(TASK OBJECTIVE)
Copy each line of the listing below where the word "SWZDT" turns up.

(THE DATA)
○ ○ ○

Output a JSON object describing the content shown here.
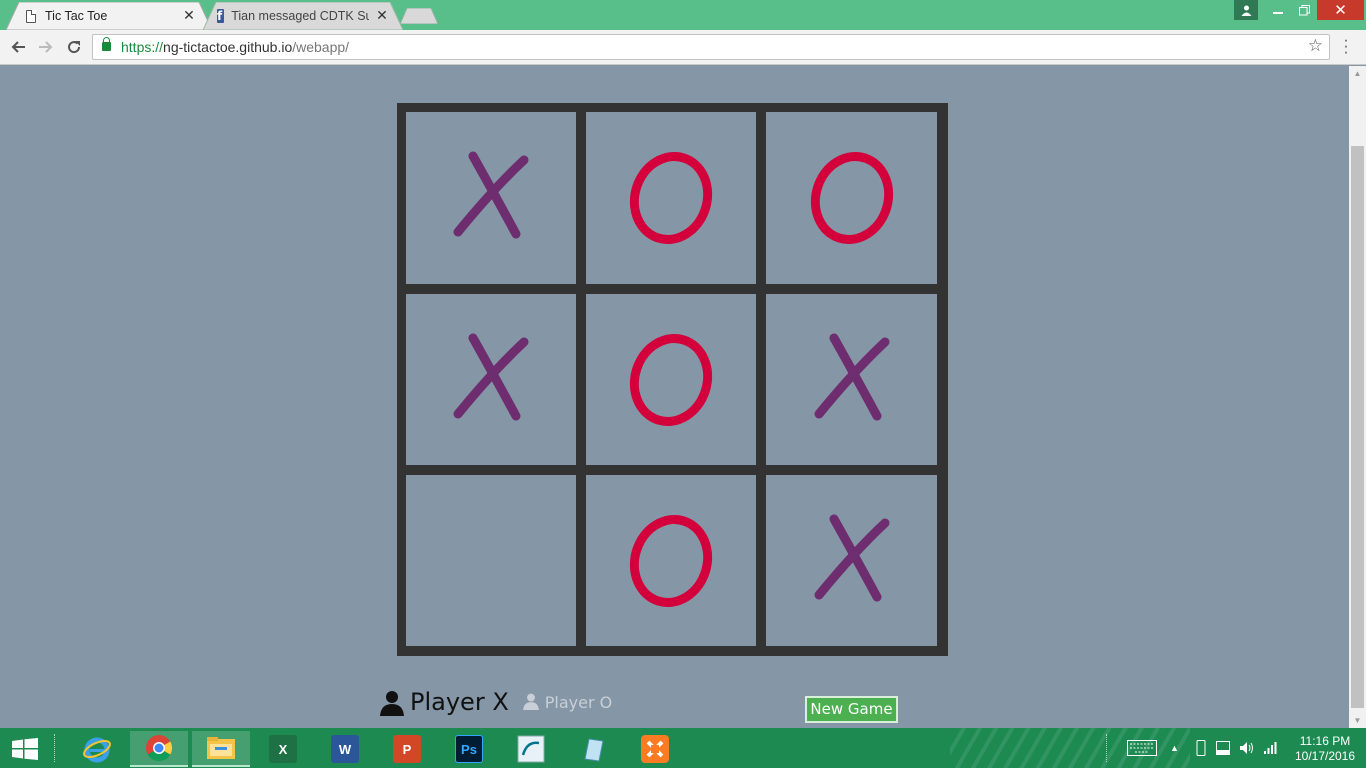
{
  "browser": {
    "tabs": [
      {
        "title": "Tic Tac Toe",
        "active": true
      },
      {
        "title": "Tian messaged CDTK Sul",
        "active": false
      }
    ],
    "url_scheme": "https://",
    "url_host": "ng-tictactoe.github.io",
    "url_path": "/webapp/"
  },
  "game": {
    "board": [
      [
        "X",
        "O",
        "O"
      ],
      [
        "X",
        "O",
        "X"
      ],
      [
        "",
        "O",
        "X"
      ]
    ],
    "x_color": "#6d2d6e",
    "o_color": "#d3003c",
    "player_x_label": "Player X",
    "player_o_label": "Player O",
    "current_player": "X",
    "new_game_label": "New Game"
  },
  "taskbar": {
    "apps": [
      {
        "name": "internet-explorer-icon"
      },
      {
        "name": "chrome-icon",
        "active": true
      },
      {
        "name": "file-explorer-icon",
        "active": true
      },
      {
        "name": "excel-icon",
        "letter": "X"
      },
      {
        "name": "word-icon",
        "letter": "W"
      },
      {
        "name": "powerpoint-icon",
        "letter": "P"
      },
      {
        "name": "photoshop-icon",
        "letter": "Ps"
      },
      {
        "name": "mysql-installer-icon"
      },
      {
        "name": "notepad-icon"
      },
      {
        "name": "xampp-icon"
      }
    ],
    "time": "11:16 PM",
    "date": "10/17/2016"
  }
}
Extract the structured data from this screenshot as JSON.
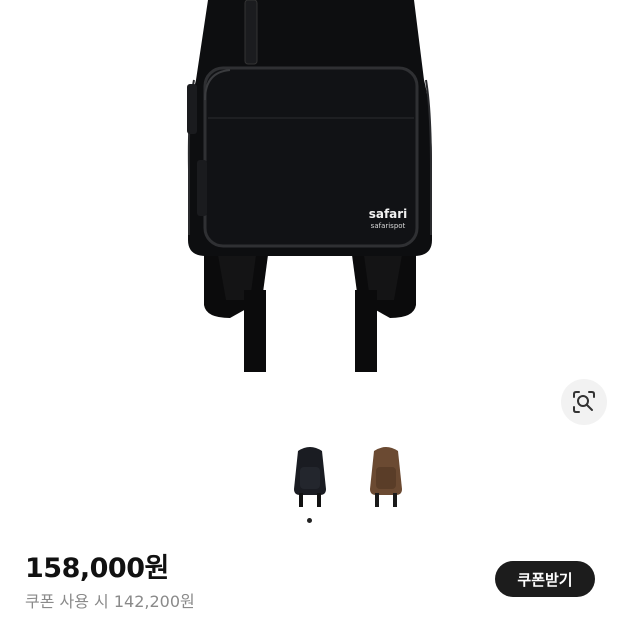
{
  "product": {
    "brand_main": "safari",
    "brand_sub": "safarispot",
    "price": "158,000원",
    "coupon_price": "쿠폰 사용 시 142,200원"
  },
  "actions": {
    "coupon_button_label": "쿠폰받기"
  },
  "icons": {
    "lens": "image-search-icon"
  },
  "variants": [
    {
      "color_name": "black",
      "color": "#1a1c22",
      "selected": true
    },
    {
      "color_name": "brown",
      "color": "#6b4a32",
      "selected": false
    }
  ]
}
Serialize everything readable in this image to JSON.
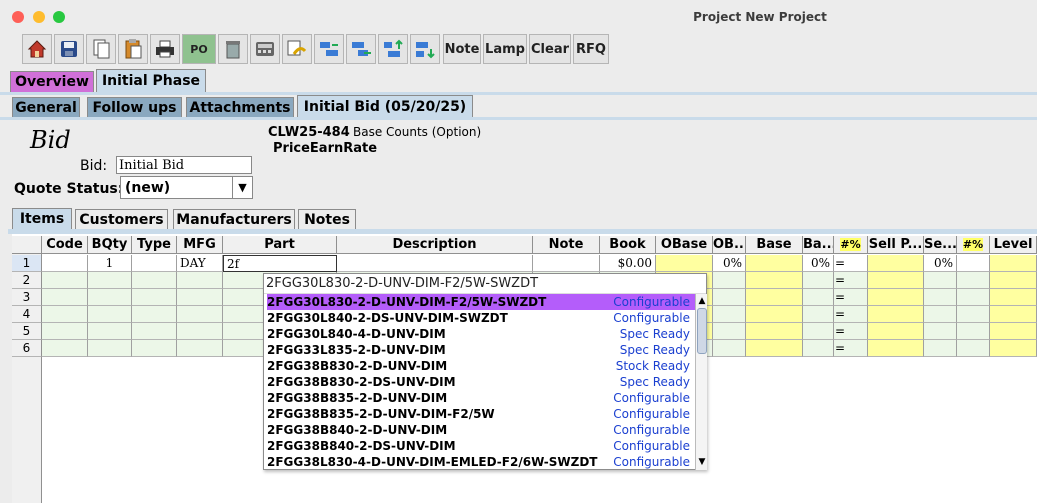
{
  "window": {
    "title": "Project New Project"
  },
  "toolbar": {
    "icons": [
      "home-icon",
      "save-icon",
      "copy-icon",
      "paste-icon",
      "print-icon",
      "po-icon",
      "delete-icon",
      "calculator-icon",
      "undo-icon",
      "shift-left-icon",
      "shift-right-icon",
      "move-up-icon",
      "move-down-icon"
    ],
    "po_label": "PO",
    "note_label": "Note",
    "lamp_label": "Lamp",
    "clear_label": "Clear",
    "rfq_label": "RFQ"
  },
  "phase_tabs": [
    {
      "label": "Overview"
    },
    {
      "label": "Initial Phase"
    }
  ],
  "sub_tabs": [
    {
      "label": "General"
    },
    {
      "label": "Follow ups"
    },
    {
      "label": "Attachments"
    },
    {
      "label": "Initial Bid (05/20/25)"
    }
  ],
  "bid": {
    "heading": "Bid",
    "bid_label": "Bid:",
    "bid_value": "Initial Bid",
    "quote_status_label": "Quote Status:",
    "quote_status_value": "(new)",
    "code": "CLW25-484",
    "base_counts": "Base Counts (Option)",
    "price_earn_rate": "PriceEarnRate"
  },
  "inner_tabs": [
    {
      "label": "Items"
    },
    {
      "label": "Customers"
    },
    {
      "label": "Manufacturers"
    },
    {
      "label": "Notes"
    }
  ],
  "table": {
    "columns": [
      "Code",
      "BQty",
      "Type",
      "MFG",
      "Part",
      "Description",
      "Note",
      "Book",
      "OBase",
      "OB...",
      "Base",
      "Ba...",
      "#%",
      "Sell P...",
      "Se...",
      "#%",
      "Level"
    ],
    "rows": [
      {
        "num": "1",
        "code": "",
        "bqty": "1",
        "type": "",
        "mfg": "DAY",
        "part": "2f",
        "description": "",
        "note": "",
        "book": "$0.00",
        "obase": "",
        "ob": "0%",
        "base": "",
        "ba": "0%",
        "pct": "=",
        "sell": "",
        "se": "0%"
      },
      {
        "num": "2",
        "pct": "="
      },
      {
        "num": "3",
        "pct": "="
      },
      {
        "num": "4",
        "pct": "="
      },
      {
        "num": "5",
        "pct": "="
      },
      {
        "num": "6",
        "pct": "="
      }
    ]
  },
  "autocomplete": {
    "query": "2FGG30L830-2-D-UNV-DIM-F2/5W-SWZDT",
    "items": [
      {
        "part": "2FGG30L830-2-D-UNV-DIM-F2/5W-SWZDT",
        "status": "Configurable",
        "selected": true
      },
      {
        "part": "2FGG30L840-2-DS-UNV-DIM-SWZDT",
        "status": "Configurable"
      },
      {
        "part": "2FGG30L840-4-D-UNV-DIM",
        "status": "Spec Ready"
      },
      {
        "part": "2FGG33L835-2-D-UNV-DIM",
        "status": "Spec Ready"
      },
      {
        "part": "2FGG38B830-2-D-UNV-DIM",
        "status": "Stock Ready"
      },
      {
        "part": "2FGG38B830-2-DS-UNV-DIM",
        "status": "Spec Ready"
      },
      {
        "part": "2FGG38B835-2-D-UNV-DIM",
        "status": "Configurable"
      },
      {
        "part": "2FGG38B835-2-D-UNV-DIM-F2/5W",
        "status": "Configurable"
      },
      {
        "part": "2FGG38B840-2-D-UNV-DIM",
        "status": "Configurable"
      },
      {
        "part": "2FGG38B840-2-DS-UNV-DIM",
        "status": "Configurable"
      },
      {
        "part": "2FGG38L830-4-D-UNV-DIM-EMLED-F2/6W-SWZDT",
        "status": "Configurable"
      }
    ]
  },
  "colors": {
    "overview_tab": "#d070d8",
    "active_tab": "#c9dbea",
    "inactive_tab": "#8aa8bf",
    "yellow_cell": "#ffffa0",
    "green_row": "#ecf7e8",
    "selection": "#b45dfa",
    "status_link": "#1a3fd0"
  }
}
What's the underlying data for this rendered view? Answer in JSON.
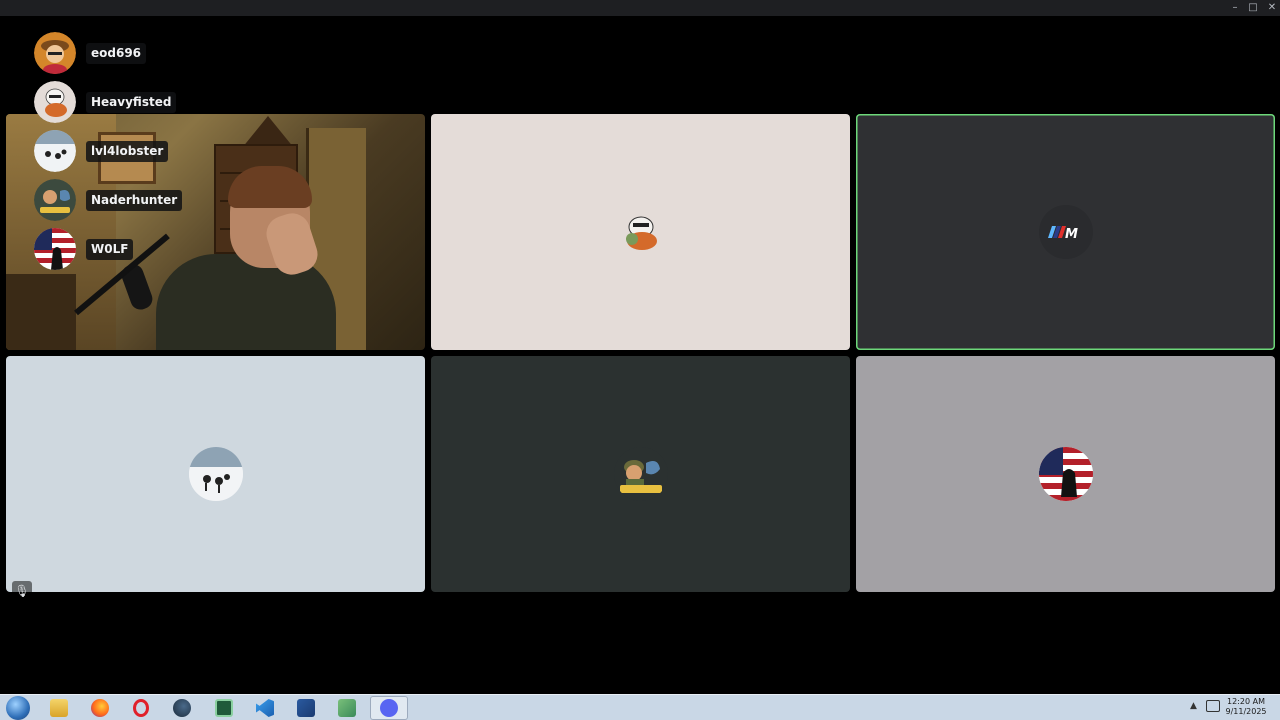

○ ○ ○

(OUTPUT FOR THIS EXERCISE)
    "query": "2FGG30L830-2-D-UNV-DIM-F2/5W-SWZDT",
        "part": "2FGG30L830-2-D-UNV-DIM-F2/5W-SWZDT",
        "part": "2FGG30L840-2-DS-UNV-DIM-SWZDT",
        "part": "2FGG38L830-4-D-UNV-DIM-EMLED-F2/6W-SWZDT",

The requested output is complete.